Learning and Cognition Paper
Learning is the cognitive process of acquiring skill or knowledge. According to Olson & Hergenhahn, Ph.D., 2008, “Learning is to gain knowledge, comprehension, or mastery through experience or study.” Learning is something in which all human beings do on a daily basis. One may not recognize that he or she is learning because it is a constant function. If learning is gaining knowledge, then most gain knowledge at school and at work on a frequent basis. Comprehending what one just learned at work or school for example, is the better test of the two. It is one thing to learn, however it is another thing to comprehend what one is learning. By comprehending what is being taught and learned, one must master through his or her experiences and or studies. Through experience us as humans learn more and retain more by doing. Learning is knowledge gained, comprehending what one is learning, and retaining what is learned by practicing and experiencing.

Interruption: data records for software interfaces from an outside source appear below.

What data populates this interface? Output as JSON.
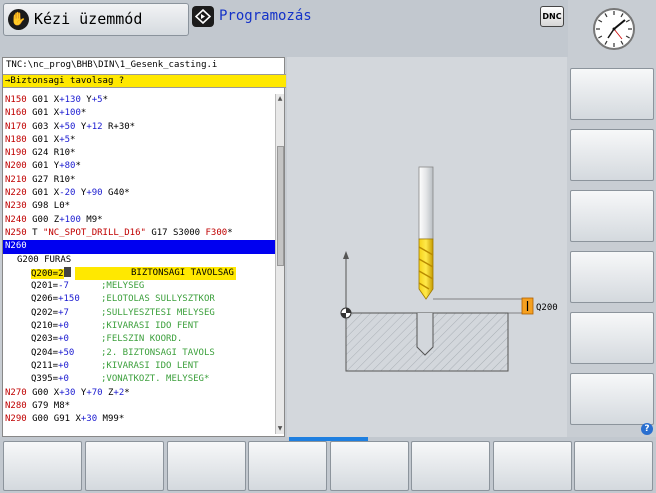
{
  "header": {
    "mode_label": "Kézi üzemmód",
    "mode_icon": "hand-icon",
    "program_label": "Programozás",
    "program_icon": "edit-diamond-icon",
    "dnc_label": "DNC",
    "clock_icon": "clock-icon"
  },
  "program": {
    "path": "TNC:\\nc_prog\\BHB\\DIN\\1_Gesenk_casting.i",
    "prompt": "→Biztonsagi tavolsag ?",
    "lines": [
      {
        "n": "N150",
        "t1": " G01 X",
        "v1": "+130",
        "t2": " Y",
        "v2": "+5",
        "t3": "*"
      },
      {
        "n": "N160",
        "t1": " G01 X",
        "v1": "+100",
        "t2": "",
        "v2": "",
        "t3": "*"
      },
      {
        "n": "N170",
        "t1": " G03 X",
        "v1": "+50",
        "t2": " Y",
        "v2": "+12",
        "t3": " R+30*"
      },
      {
        "n": "N180",
        "t1": " G01 X",
        "v1": "+5",
        "t2": "",
        "v2": "",
        "t3": "*"
      },
      {
        "n": "N190",
        "t1": " G24 R10",
        "v1": "",
        "t2": "",
        "v2": "",
        "t3": "*"
      },
      {
        "n": "N200",
        "t1": " G01 Y",
        "v1": "+80",
        "t2": "",
        "v2": "",
        "t3": "*"
      },
      {
        "n": "N210",
        "t1": " G27 R10",
        "v1": "",
        "t2": "",
        "v2": "",
        "t3": "*"
      },
      {
        "n": "N220",
        "t1": " G01 X",
        "v1": "-20",
        "t2": " Y",
        "v2": "+90",
        "t3": " G40*"
      },
      {
        "n": "N230",
        "t1": " G98 L0",
        "v1": "",
        "t2": "",
        "v2": "",
        "t3": "*"
      },
      {
        "n": "N240",
        "t1": " G00 Z",
        "v1": "+100",
        "t2": " M9",
        "v2": "",
        "t3": "*"
      }
    ],
    "line_250": {
      "n": "N250",
      "a": " T ",
      "s": "\"NC_SPOT_DRILL_D16\"",
      "b": " G17 S3000 ",
      "f": "F300",
      "e": "*"
    },
    "line_260": "N260",
    "cycle_header": "G200 FURAS",
    "cycle_active_param": "Q200=2",
    "cycle_active_comment": "BIZTONSAGI TAVOLSAG",
    "cycle_params": [
      {
        "q": "Q201=",
        "v": "-7",
        "c": ";MELYSEG"
      },
      {
        "q": "Q206=",
        "v": "+150",
        "c": ";ELOTOLAS SULLYSZTKOR"
      },
      {
        "q": "Q202=",
        "v": "+7",
        "c": ";SULLYESZTESI MELYSEG"
      },
      {
        "q": "Q210=",
        "v": "+0",
        "c": ";KIVARASI IDO FENT"
      },
      {
        "q": "Q203=",
        "v": "+0",
        "c": ";FELSZIN KOORD."
      },
      {
        "q": "Q204=",
        "v": "+50",
        "c": ";2. BIZTONSAGI TAVOLS"
      },
      {
        "q": "Q211=",
        "v": "+0",
        "c": ";KIVARASI IDO LENT"
      },
      {
        "q": "Q395=",
        "v": "+0",
        "c": ";VONATKOZT. MELYSEG*"
      }
    ],
    "tail_lines": [
      {
        "n": "N270",
        "t1": " G00 X",
        "v1": "+30",
        "t2": " Y",
        "v2": "+70",
        "t3": " Z",
        "v3": "+2",
        "e": "*"
      },
      {
        "n": "N280",
        "t1": " G79 M8",
        "v1": "",
        "t2": "",
        "v2": "",
        "t3": "",
        "v3": "",
        "e": "*"
      },
      {
        "n": "N290",
        "t1": " G00 G91 X",
        "v1": "+30",
        "t2": " M99",
        "v2": "",
        "t3": "",
        "v3": "",
        "e": "*"
      }
    ]
  },
  "graphic": {
    "dimension_label": "Q200"
  },
  "colors": {
    "prompt_bg": "#ffe800",
    "selected_line": "#0000f0",
    "line_number": "#c00000",
    "value": "#1a1ad0",
    "accent": "#1e7fe0"
  }
}
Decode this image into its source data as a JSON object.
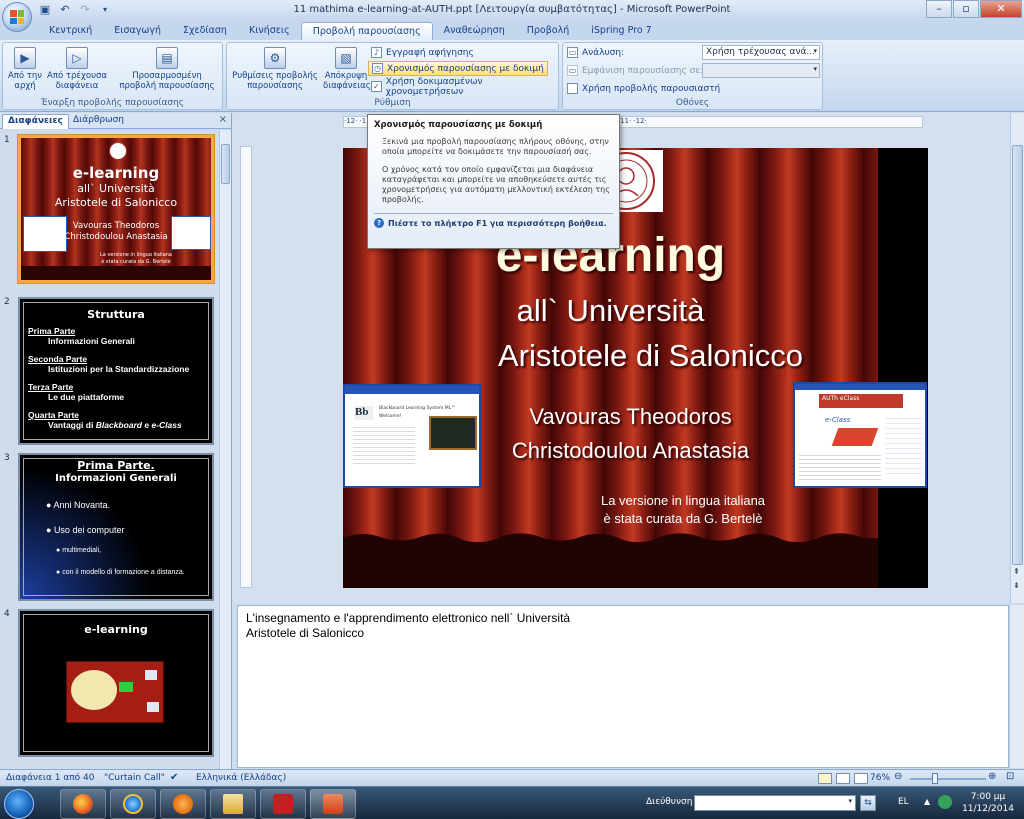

Behavior plays a large role within learning. Psychologist, B.F. Skinner, always said “that behavioral change is learning within my experimental analysis of behavior. ” (Michael, 1984). B.F. Skinner was known for his notorious experiment with behavior, the Skinner Box. The Skinner Box is usually a small chamber like box that is used to conduct operant conditioning when researching behavior within animals. In the box, there is typically some sort of lever in which the animal can operate n order to receive food or water. (Foster, 04/2) This lever is a way of recording the subject’s amount and type of pulling that can be recorded for the animal’s precise behavior. The Skinner Box was created to be a better suited environment to monitor the natural flow of behavior. The Skinner Box relates to learning and cognition because while being in the operant conditioning chamber, the animal learned through knowledge, comprehending, and practice that whenever he or she pulled or pressed the lever, food or water was obtained. This is the perfect example of learning and behavior.
Learning is the generic term as most know that is influenced and changed by behavior. There are also two different types of learning. The two types of learning are broken down into two different types of conditioning. Conditioning is what measures the procedure that can alter one’s behavior. First, there is instrumental conditioning, which pairs a response with a reinforcement. Second, is classical conditioning, which is an unconditioned stimulus that extracts an unconditioned response and then a stimulus will naturally bring forth or bring about a reflexive response. (Huitt & Hummel, 1997).
Within instrumental conditioning , the organism must be a certain way prior to it being reinforced. If the organism does not act in a certain way then there will be no reinforcement. Again as an example, the Skinner Box portrays instrumental learning because if the animal does not used the lever just right, then the lever (reinforcement) will not work properly. Hence not being reinforced. Within instrumental conditioning, there are also two other types of learning which are more specific. These include avoidance and escape conditioning.
Classical conditioning is also known as the Pavlovian reinforcement. Classical conditioning is learned by practicing and repeat. For example, if one is trying to get his or her dog to go on a walk outside, as soon as the animal sees the leash, he or she knows it is time to go out based on previous experience. Another example is at a dog pound and or animal hospital. The Vet Tech or keeper walks through the kennel area smelling like meat or kibble, the animals begin to get stir crazy because they all know that they are about to be fed. Potty training is another form of classical conditioning depending on how the parents are training the child. For instance, some children are afraid of the toilet or letting go of what belongs to them, i.e. feces. If the child knows that if he or she uses or tries urinating or making a bowel movement, it will mean some sort of reward.
Learning and cognition go hand and hand with each other.
Foster, N. (04/27/2010). Wise Geek…What is a Skinner Box? Retrieved from http://www.wisegeek.com/what-is-a-skinner-box.htm
Huitt, W., & Hummel, J. (1997). An Introduction to Classical (Respondent) Conditoning. Retrieved from http://www.edpsycinteractive.org/topics/behsys/classcnd.html
Michael, J. (1984). Verbal Behavior. Journal of the Experimental Analysis of Behavior, 42(1), 363-376.
Olson, M., & Hergenhahn, Ph.D., B. (2008). Introduction to the Theories of Learning (8th ed.). Upper Saddle River, NJ: Pearson Education.